Excerpts from an interface dataset:
###

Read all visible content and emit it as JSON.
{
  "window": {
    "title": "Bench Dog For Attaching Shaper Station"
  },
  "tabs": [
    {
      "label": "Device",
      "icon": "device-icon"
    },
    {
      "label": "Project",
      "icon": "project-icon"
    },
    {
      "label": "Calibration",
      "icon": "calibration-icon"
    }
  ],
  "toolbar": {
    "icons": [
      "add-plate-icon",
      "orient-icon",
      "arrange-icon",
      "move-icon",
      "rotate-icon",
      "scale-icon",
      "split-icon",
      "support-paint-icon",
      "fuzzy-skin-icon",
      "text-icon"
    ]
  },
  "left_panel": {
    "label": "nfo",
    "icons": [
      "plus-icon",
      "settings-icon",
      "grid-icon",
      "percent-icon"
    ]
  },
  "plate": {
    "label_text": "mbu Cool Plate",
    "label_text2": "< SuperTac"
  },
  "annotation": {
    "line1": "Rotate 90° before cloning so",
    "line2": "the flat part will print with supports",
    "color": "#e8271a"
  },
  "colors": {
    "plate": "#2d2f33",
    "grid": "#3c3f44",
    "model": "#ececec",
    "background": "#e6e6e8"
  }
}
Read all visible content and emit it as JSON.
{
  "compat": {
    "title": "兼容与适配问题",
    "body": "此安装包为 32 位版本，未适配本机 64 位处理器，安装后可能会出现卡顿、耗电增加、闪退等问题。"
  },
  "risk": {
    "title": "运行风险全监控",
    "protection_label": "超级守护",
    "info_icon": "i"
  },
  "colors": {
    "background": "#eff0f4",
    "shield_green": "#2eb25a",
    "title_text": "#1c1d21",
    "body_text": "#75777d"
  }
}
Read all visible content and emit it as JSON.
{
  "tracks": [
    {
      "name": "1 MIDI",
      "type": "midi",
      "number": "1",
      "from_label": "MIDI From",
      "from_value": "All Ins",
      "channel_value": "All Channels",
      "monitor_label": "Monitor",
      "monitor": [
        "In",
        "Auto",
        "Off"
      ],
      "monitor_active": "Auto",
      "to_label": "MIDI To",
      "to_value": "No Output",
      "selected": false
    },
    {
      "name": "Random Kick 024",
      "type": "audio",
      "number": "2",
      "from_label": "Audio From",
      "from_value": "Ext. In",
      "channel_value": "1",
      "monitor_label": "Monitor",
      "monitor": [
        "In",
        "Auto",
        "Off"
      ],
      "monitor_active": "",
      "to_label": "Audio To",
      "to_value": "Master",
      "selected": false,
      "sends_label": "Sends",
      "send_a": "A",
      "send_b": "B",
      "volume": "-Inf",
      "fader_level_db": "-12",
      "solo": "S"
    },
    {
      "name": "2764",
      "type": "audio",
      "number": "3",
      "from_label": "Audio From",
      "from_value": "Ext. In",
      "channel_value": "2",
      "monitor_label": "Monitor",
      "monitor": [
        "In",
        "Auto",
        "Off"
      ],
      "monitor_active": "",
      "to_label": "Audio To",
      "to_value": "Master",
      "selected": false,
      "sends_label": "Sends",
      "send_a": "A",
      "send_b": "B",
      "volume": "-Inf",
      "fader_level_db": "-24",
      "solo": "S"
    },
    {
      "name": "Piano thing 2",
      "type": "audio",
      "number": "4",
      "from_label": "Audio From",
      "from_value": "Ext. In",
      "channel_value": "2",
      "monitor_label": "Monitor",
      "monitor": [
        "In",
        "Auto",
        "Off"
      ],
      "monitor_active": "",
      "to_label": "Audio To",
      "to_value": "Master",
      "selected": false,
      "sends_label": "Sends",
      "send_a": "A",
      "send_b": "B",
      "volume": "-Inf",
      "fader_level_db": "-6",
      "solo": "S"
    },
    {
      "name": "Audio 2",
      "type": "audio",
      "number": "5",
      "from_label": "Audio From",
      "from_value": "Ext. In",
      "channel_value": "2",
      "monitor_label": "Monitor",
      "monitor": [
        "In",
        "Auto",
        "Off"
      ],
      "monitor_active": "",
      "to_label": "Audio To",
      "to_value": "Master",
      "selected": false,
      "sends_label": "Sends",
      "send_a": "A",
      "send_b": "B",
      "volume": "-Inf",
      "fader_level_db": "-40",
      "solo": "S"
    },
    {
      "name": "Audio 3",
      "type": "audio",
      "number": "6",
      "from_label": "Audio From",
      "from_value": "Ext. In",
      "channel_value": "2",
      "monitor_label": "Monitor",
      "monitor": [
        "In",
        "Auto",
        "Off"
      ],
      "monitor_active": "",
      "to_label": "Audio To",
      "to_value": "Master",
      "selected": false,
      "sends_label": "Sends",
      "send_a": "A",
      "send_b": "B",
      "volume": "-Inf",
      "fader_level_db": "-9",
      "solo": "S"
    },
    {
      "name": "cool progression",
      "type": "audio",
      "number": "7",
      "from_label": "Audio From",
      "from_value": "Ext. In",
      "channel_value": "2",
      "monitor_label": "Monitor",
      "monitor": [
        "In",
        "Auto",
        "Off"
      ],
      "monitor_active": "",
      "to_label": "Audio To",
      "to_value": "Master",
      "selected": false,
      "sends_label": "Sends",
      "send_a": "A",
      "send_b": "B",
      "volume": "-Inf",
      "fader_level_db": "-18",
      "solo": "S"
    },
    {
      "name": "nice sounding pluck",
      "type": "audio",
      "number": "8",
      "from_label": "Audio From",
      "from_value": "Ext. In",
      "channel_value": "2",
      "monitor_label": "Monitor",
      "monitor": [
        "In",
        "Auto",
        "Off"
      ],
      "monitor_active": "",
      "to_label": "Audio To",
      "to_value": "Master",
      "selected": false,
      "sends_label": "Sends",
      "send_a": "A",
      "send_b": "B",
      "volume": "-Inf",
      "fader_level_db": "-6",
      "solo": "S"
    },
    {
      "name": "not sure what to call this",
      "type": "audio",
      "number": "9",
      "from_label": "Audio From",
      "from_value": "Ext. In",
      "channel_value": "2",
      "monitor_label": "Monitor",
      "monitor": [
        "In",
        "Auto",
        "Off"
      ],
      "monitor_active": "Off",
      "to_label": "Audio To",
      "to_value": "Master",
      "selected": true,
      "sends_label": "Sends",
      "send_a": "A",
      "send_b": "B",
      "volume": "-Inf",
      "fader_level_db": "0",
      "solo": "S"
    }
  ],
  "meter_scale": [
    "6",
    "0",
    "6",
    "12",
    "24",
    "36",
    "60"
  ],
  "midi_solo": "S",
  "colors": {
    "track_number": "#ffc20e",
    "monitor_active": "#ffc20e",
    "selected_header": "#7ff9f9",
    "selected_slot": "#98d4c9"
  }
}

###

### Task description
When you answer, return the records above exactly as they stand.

### Response
Read all visible content and emit it as JSON.
{
  "window": {
    "title": "Bench Dog For Attaching Shaper Station"
  },
  "tabs": [
    {
      "label": "Device",
      "icon": "device-icon"
    },
    {
      "label": "Project",
      "icon": "project-icon"
    },
    {
      "label": "Calibration",
      "icon": "calibration-icon"
    }
  ],
  "toolbar": {
    "icons": [
      "add-plate-icon",
      "orient-icon",
      "arrange-icon",
      "move-icon",
      "rotate-icon",
      "scale-icon",
      "split-icon",
      "support-paint-icon",
      "fuzzy-skin-icon",
      "text-icon"
    ]
  },
  "left_panel": {
    "label": "nfo",
    "icons": [
      "plus-icon",
      "settings-icon",
      "grid-icon",
      "percent-icon"
    ]
  },
  "plate": {
    "label_text": "mbu Cool Plate",
    "label_text2": "< SuperTac"
  },
  "annotation": {
    "line1": "Rotate 90° before cloning so",
    "line2": "the flat part will print with supports",
    "color": "#e8271a"
  },
  "colors": {
    "plate": "#2d2f33",
    "grid": "#3c3f44",
    "model": "#ececec",
    "background": "#e6e6e8"
  }
}
Read all visible content and emit it as JSON.
{
  "compat": {
    "title": "兼容与适配问题",
    "body": "此安装包为 32 位版本，未适配本机 64 位处理器，安装后可能会出现卡顿、耗电增加、闪退等问题。"
  },
  "risk": {
    "title": "运行风险全监控",
    "protection_label": "超级守护",
    "info_icon": "i"
  },
  "colors": {
    "background": "#eff0f4",
    "shield_green": "#2eb25a",
    "title_text": "#1c1d21",
    "body_text": "#75777d"
  }
}
Read all visible content and emit it as JSON.
{
  "tracks": [
    {
      "name": "1 MIDI",
      "type": "midi",
      "number": "1",
      "from_label": "MIDI From",
      "from_value": "All Ins",
      "channel_value": "All Channels",
      "monitor_label": "Monitor",
      "monitor": [
        "In",
        "Auto",
        "Off"
      ],
      "monitor_active": "Auto",
      "to_label": "MIDI To",
      "to_value": "No Output",
      "selected": false
    },
    {
      "name": "Random Kick 024",
      "type": "audio",
      "number": "2",
      "from_label": "Audio From",
      "from_value": "Ext. In",
      "channel_value": "1",
      "monitor_label": "Monitor",
      "monitor": [
        "In",
        "Auto",
        "Off"
      ],
      "monitor_active": "",
      "to_label": "Audio To",
      "to_value": "Master",
      "selected": false,
      "sends_label": "Sends",
      "send_a": "A",
      "send_b": "B",
      "volume": "-Inf",
      "fader_level_db": "-12",
      "solo": "S"
    },
    {
      "name": "2764",
      "type": "audio",
      "number": "3",
      "from_label": "Audio From",
      "from_value": "Ext. In",
      "channel_value": "2",
      "monitor_label": "Monitor",
      "monitor": [
        "In",
        "Auto",
        "Off"
      ],
      "monitor_active": "",
      "to_label": "Audio To",
      "to_value": "Master",
      "selected": false,
      "sends_label": "Sends",
      "send_a": "A",
      "send_b": "B",
      "volume": "-Inf",
      "fader_level_db": "-24",
      "solo": "S"
    },
    {
      "name": "Piano thing 2",
      "type": "audio",
      "number": "4",
      "from_label": "Audio From",
      "from_value": "Ext. In",
      "channel_value": "2",
      "monitor_label": "Monitor",
      "monitor": [
        "In",
        "Auto",
        "Off"
      ],
      "monitor_active": "",
      "to_label": "Audio To",
      "to_value": "Master",
      "selected": false,
      "sends_label": "Sends",
      "send_a": "A",
      "send_b": "B",
      "volume": "-Inf",
      "fader_level_db": "-6",
      "solo": "S"
    },
    {
      "name": "Audio 2",
      "type": "audio",
      "number": "5",
      "from_label": "Audio From",
      "from_value": "Ext. In",
      "channel_value": "2",
      "monitor_label": "Monitor",
      "monitor": [
        "In",
        "Auto",
        "Off"
      ],
      "monitor_active": "",
      "to_label": "Audio To",
      "to_value": "Master",
      "selected": false,
      "sends_label": "Sends",
      "send_a": "A",
      "send_b": "B",
      "volume": "-Inf",
      "fader_level_db": "-40",
      "solo": "S"
    },
    {
      "name": "Audio 3",
      "type": "audio",
      "number": "6",
      "from_label": "Audio From",
      "from_value": "Ext. In",
      "channel_value": "2",
      "monitor_label": "Monitor",
      "monitor": [
        "In",
        "Auto",
        "Off"
      ],
      "monitor_active": "",
      "to_label": "Audio To",
      "to_value": "Master",
      "selected": false,
      "sends_label": "Sends",
      "send_a": "A",
      "send_b": "B",
      "volume": "-Inf",
      "fader_level_db": "-9",
      "solo": "S"
    },
    {
      "name": "cool progression",
      "type": "audio",
      "number": "7",
      "from_label": "Audio From",
      "from_value": "Ext. In",
      "channel_value": "2",
      "monitor_label": "Monitor",
      "monitor": [
        "In",
        "Auto",
        "Off"
      ],
      "monitor_active": "",
      "to_label": "Audio To",
      "to_value": "Master",
      "selected": false,
      "sends_label": "Sends",
      "send_a": "A",
      "send_b": "B",
      "volume": "-Inf",
      "fader_level_db": "-18",
      "solo": "S"
    },
    {
      "name": "nice sounding pluck",
      "type": "audio",
      "number": "8",
      "from_label": "Audio From",
      "from_value": "Ext. In",
      "channel_value": "2",
      "monitor_label": "Monitor",
      "monitor": [
        "In",
        "Auto",
        "Off"
      ],
      "monitor_active": "",
      "to_label": "Audio To",
      "to_value": "Master",
      "selected": false,
      "sends_label": "Sends",
      "send_a": "A",
      "send_b": "B",
      "volume": "-Inf",
      "fader_level_db": "-6",
      "solo": "S"
    },
    {
      "name": "not sure what to call this",
      "type": "audio",
      "number": "9",
      "from_label": "Audio From",
      "from_value": "Ext. In",
      "channel_value": "2",
      "monitor_label": "Monitor",
      "monitor": [
        "In",
        "Auto",
        "Off"
      ],
      "monitor_active": "Off",
      "to_label": "Audio To",
      "to_value": "Master",
      "selected": true,
      "sends_label": "Sends",
      "send_a": "A",
      "send_b": "B",
      "volume": "-Inf",
      "fader_level_db": "0",
      "solo": "S"
    }
  ],
  "meter_scale": [
    "6",
    "0",
    "6",
    "12",
    "24",
    "36",
    "60"
  ],
  "midi_solo": "S",
  "colors": {
    "track_number": "#ffc20e",
    "monitor_active": "#ffc20e",
    "selected_header": "#7ff9f9",
    "selected_slot": "#98d4c9"
  }
}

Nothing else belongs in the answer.